● **TASK ITEM**
Bring together every line in the data that includes "France".
..............................
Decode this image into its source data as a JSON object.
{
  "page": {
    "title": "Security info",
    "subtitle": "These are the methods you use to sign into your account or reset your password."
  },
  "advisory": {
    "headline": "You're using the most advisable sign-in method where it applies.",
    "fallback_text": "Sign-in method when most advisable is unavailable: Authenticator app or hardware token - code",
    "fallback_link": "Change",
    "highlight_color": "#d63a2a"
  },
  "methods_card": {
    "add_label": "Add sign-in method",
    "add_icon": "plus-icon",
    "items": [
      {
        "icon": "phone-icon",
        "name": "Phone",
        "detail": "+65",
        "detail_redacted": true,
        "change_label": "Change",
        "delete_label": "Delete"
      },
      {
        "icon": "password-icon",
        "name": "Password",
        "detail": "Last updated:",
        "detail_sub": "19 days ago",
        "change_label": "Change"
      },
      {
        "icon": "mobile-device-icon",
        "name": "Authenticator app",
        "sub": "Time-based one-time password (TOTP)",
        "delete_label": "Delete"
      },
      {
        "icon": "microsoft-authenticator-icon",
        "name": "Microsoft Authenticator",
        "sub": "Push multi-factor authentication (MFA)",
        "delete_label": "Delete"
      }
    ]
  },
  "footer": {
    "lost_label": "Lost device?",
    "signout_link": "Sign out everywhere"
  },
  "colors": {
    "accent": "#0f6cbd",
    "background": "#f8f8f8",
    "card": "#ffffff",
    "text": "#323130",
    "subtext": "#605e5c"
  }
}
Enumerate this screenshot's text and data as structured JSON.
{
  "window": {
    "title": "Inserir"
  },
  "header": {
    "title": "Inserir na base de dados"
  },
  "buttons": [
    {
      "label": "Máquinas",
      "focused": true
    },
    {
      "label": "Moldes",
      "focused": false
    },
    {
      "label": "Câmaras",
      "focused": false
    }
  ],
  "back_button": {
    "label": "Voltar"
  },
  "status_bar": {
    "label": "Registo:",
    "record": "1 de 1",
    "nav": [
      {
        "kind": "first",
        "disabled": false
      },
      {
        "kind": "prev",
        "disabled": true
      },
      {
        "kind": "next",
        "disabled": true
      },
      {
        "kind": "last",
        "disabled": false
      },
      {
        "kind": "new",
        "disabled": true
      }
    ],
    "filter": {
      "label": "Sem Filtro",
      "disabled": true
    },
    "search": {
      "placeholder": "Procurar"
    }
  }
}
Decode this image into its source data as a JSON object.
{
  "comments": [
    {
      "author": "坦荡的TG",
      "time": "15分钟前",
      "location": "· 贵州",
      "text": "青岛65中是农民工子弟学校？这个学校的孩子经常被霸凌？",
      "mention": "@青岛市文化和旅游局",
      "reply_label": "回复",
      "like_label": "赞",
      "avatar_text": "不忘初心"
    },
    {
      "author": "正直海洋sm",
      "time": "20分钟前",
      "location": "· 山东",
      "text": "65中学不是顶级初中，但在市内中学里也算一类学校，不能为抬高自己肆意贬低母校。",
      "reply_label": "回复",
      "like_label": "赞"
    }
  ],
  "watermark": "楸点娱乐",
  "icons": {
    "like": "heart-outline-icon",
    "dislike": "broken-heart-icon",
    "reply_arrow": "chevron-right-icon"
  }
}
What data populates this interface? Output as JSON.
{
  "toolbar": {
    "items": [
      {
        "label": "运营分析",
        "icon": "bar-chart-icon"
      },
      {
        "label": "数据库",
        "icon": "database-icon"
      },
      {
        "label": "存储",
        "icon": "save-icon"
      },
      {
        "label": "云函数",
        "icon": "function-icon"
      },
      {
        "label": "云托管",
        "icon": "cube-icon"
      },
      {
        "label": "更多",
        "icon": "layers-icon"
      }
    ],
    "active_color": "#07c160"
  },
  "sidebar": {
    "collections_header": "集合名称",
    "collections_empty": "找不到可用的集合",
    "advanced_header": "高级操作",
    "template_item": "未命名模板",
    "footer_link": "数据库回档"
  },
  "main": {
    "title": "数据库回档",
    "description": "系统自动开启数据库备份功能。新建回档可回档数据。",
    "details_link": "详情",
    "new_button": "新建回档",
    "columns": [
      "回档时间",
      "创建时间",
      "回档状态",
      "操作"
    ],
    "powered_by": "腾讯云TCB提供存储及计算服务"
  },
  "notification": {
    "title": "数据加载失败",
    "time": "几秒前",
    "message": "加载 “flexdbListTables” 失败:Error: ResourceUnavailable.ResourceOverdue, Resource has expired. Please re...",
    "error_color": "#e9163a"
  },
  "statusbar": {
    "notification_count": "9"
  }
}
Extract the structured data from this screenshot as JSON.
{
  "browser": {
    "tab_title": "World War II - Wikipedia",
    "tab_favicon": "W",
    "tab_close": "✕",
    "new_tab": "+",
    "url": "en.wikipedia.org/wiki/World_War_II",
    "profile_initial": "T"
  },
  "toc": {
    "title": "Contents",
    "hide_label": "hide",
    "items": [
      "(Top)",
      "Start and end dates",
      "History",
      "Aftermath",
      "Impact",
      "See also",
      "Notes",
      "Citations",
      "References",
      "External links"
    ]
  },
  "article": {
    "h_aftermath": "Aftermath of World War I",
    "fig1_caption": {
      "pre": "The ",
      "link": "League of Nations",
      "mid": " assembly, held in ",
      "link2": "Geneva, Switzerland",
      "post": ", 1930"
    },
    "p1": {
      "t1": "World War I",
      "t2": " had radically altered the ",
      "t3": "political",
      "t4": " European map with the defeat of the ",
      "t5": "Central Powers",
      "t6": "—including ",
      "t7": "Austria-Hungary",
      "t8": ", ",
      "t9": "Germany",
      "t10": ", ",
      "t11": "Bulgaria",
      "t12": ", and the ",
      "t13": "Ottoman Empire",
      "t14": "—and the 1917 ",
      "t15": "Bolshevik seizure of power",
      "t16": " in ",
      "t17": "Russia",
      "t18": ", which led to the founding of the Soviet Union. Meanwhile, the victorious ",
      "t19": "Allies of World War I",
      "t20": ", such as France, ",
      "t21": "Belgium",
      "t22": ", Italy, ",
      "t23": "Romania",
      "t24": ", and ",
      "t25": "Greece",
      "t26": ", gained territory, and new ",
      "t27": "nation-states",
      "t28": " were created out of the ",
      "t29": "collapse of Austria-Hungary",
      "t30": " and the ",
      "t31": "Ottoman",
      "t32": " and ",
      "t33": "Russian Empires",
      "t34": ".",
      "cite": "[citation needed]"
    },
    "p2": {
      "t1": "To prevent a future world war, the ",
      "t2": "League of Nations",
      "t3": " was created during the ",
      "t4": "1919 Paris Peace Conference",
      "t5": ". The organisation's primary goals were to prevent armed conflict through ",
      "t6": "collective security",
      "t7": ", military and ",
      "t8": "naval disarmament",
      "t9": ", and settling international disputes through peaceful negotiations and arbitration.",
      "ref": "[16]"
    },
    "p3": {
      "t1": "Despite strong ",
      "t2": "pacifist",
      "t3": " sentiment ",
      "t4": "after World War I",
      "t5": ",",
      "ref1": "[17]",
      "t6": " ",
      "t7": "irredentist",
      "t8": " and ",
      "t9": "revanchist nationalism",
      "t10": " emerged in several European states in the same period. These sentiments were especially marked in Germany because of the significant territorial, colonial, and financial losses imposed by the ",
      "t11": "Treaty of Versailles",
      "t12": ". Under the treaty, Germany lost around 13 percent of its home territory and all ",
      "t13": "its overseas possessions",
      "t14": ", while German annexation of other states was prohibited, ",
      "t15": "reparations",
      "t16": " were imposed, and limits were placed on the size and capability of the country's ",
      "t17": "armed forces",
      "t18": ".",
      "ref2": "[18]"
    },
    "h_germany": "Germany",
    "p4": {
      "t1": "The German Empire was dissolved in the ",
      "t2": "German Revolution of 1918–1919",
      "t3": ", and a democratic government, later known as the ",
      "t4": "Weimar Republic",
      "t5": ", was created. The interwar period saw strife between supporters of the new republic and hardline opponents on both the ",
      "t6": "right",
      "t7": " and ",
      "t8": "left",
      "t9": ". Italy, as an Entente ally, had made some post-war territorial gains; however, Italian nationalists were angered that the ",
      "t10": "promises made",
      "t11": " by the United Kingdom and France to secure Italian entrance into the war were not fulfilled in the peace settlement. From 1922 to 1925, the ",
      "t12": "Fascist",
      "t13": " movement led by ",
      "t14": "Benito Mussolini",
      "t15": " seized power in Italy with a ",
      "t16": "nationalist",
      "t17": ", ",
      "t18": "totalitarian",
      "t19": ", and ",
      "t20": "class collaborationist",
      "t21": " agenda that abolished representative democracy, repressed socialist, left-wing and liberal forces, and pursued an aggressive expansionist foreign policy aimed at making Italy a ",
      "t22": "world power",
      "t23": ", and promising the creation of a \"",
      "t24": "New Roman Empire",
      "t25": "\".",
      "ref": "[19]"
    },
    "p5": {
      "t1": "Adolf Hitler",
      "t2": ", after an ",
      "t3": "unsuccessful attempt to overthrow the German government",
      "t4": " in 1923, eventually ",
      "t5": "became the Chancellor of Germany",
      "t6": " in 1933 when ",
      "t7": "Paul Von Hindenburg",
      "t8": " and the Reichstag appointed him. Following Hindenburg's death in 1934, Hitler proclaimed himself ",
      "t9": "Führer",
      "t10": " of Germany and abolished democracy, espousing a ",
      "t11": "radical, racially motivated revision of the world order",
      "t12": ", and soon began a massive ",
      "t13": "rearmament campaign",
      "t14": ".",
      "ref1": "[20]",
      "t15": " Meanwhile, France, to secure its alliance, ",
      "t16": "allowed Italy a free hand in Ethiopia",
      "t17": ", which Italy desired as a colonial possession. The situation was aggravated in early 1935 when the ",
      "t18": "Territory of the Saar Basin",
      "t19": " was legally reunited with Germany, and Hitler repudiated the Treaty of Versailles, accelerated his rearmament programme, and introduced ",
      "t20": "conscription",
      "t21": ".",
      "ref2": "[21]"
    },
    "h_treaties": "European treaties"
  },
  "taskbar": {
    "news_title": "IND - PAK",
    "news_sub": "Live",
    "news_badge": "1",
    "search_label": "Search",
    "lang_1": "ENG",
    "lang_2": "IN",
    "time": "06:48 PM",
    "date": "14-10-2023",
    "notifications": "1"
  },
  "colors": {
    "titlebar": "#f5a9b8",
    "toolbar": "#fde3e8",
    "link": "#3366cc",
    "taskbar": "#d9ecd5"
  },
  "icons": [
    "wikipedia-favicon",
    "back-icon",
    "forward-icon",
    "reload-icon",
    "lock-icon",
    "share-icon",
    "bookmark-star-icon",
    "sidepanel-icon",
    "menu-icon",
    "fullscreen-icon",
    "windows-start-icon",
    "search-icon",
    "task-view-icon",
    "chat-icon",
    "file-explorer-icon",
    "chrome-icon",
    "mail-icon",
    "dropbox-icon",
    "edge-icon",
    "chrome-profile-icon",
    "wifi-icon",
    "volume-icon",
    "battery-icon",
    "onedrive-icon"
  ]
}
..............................
● **RESULT**
      "t20": ", such as France, ",
      "t11": " by the United Kingdom and France to secure Italian entrance into the war were not fulfilled in the peace settlement. From 1922 to 1925, the ",
      "t15": " Meanwhile, France, to secure its alliance, ",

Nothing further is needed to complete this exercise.